A Tampa woman who survived decades in human trafficking has spent the last 14 years providing food and resources to other survivors while trying to rescue them from the streets. After more than a decade of work, Nancy Hernandez is finally celebrating her organization’s first official location.
The brick-and-mortar location for Ministerio Mujeres Restauradas Por Dios at 4310 Nebraska Ave is the first for the organization. It’s also a long way, but a short distance, from how Hernandez got her start in charity.
“I started in 2007 with a bucket of water and sandwiches here on Nebraska Avenue,” Hernandez said. “I wanted to help the community.”
She first worked in the streets bringing sandwiches, water and clothing to victims of domestic violence and human trafficking. In 2014 her work was recognized by the Tampa Underground Network, a network of micro churches and community organizations that operates out of University Mall. She joined the network and worked out of its mall location until a year ago when she was able to secure the Nebraska office.
The location was ready after six months of renovations, but the pandemic kept an official ceremony from happening. That changed last week when Congressmember Kathy Castor joined Hernandez and others for an official ribbon cutting.
“A pandemic that no one ever envisioned shut down businesses,” Castor said. “It closed schools for a long time. People lost their jobs. But folks like Nancy never let them lose hope.”
It’s a symbolic homecoming for Hernandez. Working on Nebraska Avenue in 2007, she was able to help prostitutes and other trafficking survivors find a way out. She started there, because it was a world she was familiar with.
“I’m a victim of domestic violence,” she said. “Of human trafficking. I was a mule.”
Hernandez is originally from Puerto Rico. While visiting family in New York at 18 she met an older man who promised her the world. Hernandez came from a poor and somewhat dysfunctional family. This man promised her the American Dream.
She listened. She believed in him.
“He sold me a dream. I could be better,” Hernandez said. “They made me get surgery everywhere to be pretty. They sent me to Las Vegas to be a companion woman. A companion for drug dealers, people with money. Then I started putting drugs in my body. I flew to Colombia, to different parts of the world.”
Hernandez first worked as an escort for high-level drug dealers. Then she started muling, smuggling drugs in her body. If she refused, she was abused.
Those were not the dreams she was promised. But she felt she couldn’t get out. The man she met married her, but continued pimping her out, beating her and forcing her to traffic drugs across the world.

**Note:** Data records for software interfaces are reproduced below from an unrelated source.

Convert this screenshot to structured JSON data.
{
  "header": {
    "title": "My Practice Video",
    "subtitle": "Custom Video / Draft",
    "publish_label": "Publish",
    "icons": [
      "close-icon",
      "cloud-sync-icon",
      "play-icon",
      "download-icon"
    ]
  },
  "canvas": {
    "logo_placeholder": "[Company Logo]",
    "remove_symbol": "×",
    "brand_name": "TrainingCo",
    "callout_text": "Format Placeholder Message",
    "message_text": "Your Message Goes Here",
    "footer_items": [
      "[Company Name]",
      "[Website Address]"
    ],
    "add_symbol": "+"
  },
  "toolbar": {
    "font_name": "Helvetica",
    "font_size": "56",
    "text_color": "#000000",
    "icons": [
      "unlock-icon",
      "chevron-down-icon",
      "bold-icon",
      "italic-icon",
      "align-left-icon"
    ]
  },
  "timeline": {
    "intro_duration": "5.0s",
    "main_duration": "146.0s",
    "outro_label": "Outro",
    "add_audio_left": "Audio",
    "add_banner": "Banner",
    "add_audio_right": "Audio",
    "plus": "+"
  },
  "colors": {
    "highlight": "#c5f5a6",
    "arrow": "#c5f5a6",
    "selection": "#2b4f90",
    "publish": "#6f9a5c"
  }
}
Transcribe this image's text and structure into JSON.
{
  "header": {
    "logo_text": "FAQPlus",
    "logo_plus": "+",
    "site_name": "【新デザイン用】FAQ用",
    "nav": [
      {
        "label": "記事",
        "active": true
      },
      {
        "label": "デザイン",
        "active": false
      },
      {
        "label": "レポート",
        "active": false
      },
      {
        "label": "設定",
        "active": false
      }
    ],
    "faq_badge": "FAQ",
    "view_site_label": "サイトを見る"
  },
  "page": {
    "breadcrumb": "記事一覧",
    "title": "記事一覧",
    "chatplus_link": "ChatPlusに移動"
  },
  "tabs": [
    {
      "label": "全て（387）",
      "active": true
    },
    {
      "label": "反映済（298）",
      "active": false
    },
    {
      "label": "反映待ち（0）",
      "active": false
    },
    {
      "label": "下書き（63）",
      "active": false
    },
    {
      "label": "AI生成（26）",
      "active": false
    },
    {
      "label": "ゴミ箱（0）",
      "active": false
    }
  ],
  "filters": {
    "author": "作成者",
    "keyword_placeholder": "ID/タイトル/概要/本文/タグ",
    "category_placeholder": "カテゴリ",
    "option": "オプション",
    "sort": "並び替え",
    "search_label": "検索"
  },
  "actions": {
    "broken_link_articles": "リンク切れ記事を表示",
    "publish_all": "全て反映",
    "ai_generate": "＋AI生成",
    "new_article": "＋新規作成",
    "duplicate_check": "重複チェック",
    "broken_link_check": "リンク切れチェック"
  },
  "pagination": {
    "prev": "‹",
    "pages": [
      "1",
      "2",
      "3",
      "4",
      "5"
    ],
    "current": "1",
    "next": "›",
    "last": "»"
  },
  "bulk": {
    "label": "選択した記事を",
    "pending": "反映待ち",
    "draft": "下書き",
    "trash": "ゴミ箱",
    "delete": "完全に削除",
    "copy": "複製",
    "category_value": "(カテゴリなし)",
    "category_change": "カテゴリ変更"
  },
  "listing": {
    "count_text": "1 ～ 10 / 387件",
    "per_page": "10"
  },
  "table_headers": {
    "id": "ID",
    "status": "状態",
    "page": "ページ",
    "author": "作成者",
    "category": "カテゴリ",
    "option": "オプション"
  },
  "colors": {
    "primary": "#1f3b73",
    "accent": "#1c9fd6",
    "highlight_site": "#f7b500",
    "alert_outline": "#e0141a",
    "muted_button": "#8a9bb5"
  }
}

It took Hernandez 27 years to escape. She was 45 when her husband died and she was diagnosed with terminal cancer. By the time she found out, the cancer had metastasized to most of her body, a likely byproduct of the years of introducing harsh chemicals into it.
But she found good doctors and devoted her life to God. So she returned to the streets, this time to save others and provide the help she spent years searching for herself.
“That’s why I had the passion to help the community,” Hernandez said. “I promised my daughter, my family and God that I wouldn’t be on that path anymore. That I’ll help women, girls, youth to get out from being victims of domestic violence.”
Her new mission was also how her ministry was named: Women Restored by God.
Hernandez was able to turn handing out water and sandwiches into rent, housing, food and financial assistance. She also added health services and hopes to expand more.
Some of those expansions have already happened. When Hurricane Maria devastated Puerto Rico in 2017 she helped send care packages to her home island and helped displaced Puerto Ricans coming from the island find food, housing and work in Florida.
Throughout the COVID-19 pandemic, Hernandez has kept the work up. She distributes food from the Nebraska office on Wednesday mornings and every Friday takes a truck to migrant communities like those in Wimauma and other East Hillsborough locations to deliver food.
And even though her ministry and mission has grown to help many in Tampa, she still hopes she can save some women and children from the world she spent nearly half her life trying to escape.
“You can get out of there. You are not alone,” she said. “This woman is here for you. This woman is here to help you.”
If you or anyone you know is affected by domestic violence or human trafficking, Hernandez can be reached by emailing [email protected] or calling (813) 965-4981.
You can also call the National Human Trafficking Hotline at (888) 373-7888.